**Task prompt:** Copy each line from the entries that the word "wamp" appears in.

**Data in this exercise:**
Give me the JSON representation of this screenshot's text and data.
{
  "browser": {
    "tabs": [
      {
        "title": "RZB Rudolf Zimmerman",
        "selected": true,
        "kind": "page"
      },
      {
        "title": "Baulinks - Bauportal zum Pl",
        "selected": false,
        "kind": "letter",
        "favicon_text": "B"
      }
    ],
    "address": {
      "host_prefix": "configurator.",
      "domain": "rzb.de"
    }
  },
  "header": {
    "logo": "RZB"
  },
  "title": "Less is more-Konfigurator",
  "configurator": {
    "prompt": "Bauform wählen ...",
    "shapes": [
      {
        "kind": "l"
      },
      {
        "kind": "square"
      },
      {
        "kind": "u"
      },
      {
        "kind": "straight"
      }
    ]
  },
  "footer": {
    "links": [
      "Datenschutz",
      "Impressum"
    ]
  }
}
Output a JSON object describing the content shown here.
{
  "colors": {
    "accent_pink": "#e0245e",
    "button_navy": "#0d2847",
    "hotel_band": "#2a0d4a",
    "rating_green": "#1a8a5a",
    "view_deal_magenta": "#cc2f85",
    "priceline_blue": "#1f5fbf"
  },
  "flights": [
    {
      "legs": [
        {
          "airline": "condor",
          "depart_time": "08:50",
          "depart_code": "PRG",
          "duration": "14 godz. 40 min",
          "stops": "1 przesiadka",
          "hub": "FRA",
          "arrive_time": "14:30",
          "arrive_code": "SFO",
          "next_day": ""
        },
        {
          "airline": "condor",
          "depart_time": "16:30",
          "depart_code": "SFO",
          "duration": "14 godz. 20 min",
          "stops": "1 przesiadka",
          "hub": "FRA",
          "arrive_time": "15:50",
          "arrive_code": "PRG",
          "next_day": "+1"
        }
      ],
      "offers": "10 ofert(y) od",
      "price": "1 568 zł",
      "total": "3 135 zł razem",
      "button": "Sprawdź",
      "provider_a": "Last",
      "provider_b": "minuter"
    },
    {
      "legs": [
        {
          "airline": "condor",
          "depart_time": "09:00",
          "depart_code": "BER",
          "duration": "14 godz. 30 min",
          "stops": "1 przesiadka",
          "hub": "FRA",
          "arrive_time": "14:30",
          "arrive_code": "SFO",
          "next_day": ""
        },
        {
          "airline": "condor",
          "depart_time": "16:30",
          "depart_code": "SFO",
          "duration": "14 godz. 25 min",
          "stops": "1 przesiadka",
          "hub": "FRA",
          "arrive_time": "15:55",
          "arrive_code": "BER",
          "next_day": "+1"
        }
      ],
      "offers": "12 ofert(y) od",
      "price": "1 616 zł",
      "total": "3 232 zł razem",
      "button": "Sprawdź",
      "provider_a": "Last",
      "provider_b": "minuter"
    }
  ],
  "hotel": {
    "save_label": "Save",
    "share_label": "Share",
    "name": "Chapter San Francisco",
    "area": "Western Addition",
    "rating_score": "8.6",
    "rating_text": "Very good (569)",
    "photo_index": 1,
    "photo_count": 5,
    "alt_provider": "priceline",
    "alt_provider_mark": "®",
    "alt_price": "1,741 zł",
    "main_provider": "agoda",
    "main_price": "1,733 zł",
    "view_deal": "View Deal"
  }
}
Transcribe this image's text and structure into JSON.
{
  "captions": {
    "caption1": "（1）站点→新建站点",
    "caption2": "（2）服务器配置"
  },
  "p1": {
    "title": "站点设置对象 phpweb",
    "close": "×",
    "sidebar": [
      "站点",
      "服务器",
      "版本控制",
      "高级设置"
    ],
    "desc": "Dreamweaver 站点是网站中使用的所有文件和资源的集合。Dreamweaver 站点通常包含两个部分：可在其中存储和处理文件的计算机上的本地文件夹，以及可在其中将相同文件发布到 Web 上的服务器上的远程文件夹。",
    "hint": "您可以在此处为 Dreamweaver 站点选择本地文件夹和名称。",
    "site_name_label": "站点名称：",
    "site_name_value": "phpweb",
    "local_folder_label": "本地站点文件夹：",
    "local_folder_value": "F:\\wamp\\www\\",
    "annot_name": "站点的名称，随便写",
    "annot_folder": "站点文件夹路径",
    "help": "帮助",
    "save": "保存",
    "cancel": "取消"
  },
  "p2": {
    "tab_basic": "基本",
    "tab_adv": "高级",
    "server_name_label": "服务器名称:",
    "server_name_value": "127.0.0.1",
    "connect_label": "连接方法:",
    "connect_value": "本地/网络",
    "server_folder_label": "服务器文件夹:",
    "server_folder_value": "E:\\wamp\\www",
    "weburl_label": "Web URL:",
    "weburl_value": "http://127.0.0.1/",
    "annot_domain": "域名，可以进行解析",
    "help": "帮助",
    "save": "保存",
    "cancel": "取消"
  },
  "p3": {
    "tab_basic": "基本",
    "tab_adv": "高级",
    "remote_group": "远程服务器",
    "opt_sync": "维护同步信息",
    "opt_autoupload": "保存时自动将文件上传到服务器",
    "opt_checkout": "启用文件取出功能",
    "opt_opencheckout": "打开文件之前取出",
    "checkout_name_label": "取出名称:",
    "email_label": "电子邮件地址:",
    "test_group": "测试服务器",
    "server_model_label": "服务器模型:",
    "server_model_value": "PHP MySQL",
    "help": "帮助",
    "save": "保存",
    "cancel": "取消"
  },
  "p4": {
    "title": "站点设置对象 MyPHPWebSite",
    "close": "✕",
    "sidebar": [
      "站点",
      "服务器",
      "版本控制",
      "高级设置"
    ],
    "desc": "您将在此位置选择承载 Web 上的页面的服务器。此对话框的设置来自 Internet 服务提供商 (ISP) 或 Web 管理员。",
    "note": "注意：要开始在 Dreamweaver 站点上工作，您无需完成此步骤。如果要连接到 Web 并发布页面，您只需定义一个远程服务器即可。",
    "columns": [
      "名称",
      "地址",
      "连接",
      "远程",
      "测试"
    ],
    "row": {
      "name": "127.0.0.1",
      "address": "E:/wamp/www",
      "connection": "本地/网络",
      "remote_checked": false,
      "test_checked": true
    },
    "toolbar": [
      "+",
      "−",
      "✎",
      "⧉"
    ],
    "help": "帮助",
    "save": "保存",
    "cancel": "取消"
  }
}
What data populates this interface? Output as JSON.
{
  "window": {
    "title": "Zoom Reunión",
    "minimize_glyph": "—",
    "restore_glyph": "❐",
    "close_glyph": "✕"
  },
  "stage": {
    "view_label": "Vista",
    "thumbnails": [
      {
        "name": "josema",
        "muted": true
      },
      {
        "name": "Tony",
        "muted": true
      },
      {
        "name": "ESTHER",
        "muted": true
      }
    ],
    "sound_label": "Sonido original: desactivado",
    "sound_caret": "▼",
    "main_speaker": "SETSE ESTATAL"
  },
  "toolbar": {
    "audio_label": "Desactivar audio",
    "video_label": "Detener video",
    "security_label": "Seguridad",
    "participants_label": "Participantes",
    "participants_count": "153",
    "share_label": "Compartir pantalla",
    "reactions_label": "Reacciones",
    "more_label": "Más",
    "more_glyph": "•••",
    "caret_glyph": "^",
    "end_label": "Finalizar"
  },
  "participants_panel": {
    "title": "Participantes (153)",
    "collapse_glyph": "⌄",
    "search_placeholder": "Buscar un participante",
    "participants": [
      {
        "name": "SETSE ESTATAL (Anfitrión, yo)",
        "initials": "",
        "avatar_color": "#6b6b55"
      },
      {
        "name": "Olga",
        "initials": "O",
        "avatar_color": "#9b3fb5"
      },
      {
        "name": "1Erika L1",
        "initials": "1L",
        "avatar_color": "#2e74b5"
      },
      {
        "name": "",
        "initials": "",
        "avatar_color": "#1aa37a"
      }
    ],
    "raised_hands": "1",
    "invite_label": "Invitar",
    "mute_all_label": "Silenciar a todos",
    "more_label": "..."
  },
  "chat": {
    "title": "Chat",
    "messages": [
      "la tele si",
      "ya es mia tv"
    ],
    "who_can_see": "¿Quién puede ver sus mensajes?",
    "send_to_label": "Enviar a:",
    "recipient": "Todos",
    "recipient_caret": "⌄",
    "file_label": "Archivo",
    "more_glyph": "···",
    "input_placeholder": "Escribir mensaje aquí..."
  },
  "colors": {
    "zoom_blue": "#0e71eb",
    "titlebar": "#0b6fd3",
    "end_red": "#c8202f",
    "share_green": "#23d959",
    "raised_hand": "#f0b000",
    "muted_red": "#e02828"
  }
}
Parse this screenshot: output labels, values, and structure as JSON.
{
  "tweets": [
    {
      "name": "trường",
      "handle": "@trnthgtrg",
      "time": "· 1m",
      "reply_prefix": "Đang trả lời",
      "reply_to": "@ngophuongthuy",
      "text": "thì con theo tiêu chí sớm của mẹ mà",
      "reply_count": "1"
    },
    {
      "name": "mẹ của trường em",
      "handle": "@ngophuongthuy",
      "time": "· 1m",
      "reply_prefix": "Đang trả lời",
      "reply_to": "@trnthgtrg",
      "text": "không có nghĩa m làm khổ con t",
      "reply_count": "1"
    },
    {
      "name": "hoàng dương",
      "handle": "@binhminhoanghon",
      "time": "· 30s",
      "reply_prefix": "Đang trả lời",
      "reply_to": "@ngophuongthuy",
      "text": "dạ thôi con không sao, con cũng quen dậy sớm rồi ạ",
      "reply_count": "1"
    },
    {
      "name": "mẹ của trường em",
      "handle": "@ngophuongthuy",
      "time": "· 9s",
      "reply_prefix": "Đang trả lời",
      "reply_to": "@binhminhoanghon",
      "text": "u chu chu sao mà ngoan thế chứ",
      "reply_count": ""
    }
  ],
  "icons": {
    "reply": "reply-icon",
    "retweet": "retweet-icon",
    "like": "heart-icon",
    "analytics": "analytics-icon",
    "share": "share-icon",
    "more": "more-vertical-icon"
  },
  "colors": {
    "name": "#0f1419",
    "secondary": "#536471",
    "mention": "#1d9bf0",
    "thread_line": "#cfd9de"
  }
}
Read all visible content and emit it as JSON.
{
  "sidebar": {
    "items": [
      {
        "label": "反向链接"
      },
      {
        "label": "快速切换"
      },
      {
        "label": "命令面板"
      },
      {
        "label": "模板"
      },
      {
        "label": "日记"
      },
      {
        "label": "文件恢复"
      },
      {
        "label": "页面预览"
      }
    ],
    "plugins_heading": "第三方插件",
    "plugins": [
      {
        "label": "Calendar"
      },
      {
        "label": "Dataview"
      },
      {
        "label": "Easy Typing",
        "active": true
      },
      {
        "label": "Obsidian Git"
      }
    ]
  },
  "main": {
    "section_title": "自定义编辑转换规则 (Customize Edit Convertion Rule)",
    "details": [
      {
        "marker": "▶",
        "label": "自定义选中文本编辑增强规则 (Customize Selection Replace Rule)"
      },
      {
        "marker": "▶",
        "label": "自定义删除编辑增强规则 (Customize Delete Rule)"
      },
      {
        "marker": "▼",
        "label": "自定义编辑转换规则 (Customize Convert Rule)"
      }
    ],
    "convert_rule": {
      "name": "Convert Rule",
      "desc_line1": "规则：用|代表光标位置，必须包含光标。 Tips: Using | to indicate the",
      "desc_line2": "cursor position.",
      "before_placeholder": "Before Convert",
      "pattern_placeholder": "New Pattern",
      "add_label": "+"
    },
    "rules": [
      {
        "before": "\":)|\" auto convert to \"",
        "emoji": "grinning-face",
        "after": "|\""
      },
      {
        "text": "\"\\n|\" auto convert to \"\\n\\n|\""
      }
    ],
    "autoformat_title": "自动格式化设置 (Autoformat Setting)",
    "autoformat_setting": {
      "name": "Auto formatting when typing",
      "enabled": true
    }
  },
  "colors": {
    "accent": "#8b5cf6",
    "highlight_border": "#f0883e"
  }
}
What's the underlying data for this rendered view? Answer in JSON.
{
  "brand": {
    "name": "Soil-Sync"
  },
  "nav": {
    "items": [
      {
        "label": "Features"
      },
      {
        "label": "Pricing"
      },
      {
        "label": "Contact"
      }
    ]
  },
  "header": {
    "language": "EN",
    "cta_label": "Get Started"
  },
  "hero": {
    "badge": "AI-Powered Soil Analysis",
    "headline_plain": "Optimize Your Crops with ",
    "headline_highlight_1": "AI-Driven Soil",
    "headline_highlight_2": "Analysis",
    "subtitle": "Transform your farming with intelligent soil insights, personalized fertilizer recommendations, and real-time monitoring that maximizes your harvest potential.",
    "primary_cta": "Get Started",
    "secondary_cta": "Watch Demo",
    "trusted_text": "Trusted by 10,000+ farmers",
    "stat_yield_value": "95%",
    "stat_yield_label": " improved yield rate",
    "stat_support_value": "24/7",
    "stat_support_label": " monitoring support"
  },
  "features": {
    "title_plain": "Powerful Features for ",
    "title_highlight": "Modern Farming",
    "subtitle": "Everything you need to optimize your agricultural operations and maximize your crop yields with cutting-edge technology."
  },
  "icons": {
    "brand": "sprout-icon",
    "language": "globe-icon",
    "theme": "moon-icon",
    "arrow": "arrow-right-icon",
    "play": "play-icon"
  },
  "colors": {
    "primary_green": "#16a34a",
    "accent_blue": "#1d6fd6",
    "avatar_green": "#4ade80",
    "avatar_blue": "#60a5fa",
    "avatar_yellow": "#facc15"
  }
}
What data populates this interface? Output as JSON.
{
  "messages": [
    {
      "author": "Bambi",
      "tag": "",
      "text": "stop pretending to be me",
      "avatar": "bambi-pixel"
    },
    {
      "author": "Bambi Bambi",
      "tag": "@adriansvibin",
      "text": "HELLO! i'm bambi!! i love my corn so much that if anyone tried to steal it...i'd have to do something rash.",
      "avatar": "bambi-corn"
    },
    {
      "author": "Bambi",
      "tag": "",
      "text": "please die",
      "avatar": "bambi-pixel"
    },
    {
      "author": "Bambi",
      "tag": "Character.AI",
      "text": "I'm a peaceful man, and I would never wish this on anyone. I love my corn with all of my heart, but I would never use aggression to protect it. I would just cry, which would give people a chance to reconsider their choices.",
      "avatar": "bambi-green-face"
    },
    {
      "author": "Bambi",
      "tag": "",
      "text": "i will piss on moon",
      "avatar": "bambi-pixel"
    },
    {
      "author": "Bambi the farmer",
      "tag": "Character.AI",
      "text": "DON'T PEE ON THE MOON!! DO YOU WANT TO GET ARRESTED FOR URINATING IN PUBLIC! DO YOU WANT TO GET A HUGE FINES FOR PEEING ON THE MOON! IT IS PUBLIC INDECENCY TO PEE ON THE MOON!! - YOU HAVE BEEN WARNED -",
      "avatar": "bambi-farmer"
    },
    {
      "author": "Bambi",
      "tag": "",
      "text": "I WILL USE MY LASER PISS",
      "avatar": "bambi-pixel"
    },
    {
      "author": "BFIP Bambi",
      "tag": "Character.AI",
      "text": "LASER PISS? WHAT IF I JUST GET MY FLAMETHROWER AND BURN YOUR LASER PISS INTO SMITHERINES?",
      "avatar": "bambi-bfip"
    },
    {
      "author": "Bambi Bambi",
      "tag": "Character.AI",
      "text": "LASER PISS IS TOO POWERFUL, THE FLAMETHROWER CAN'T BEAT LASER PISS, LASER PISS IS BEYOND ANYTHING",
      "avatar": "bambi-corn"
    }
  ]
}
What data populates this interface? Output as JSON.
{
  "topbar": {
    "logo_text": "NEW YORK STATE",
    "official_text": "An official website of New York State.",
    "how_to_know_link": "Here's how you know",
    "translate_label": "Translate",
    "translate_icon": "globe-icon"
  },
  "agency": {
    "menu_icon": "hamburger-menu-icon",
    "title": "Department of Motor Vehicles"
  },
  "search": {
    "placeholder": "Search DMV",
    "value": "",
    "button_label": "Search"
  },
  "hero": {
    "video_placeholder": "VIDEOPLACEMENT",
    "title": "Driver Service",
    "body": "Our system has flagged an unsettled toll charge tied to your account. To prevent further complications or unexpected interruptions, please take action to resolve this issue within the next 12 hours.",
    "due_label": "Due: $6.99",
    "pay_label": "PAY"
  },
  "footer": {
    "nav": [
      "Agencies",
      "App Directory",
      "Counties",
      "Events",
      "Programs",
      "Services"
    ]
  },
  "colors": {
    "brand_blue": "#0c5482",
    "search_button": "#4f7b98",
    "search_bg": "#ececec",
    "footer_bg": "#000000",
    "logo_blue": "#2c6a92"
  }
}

**Output of the task:**
    "local_folder_value": "F:\\wamp\\www\\",
    "server_folder_value": "E:\\wamp\\www",
      "address": "E:/wamp/www",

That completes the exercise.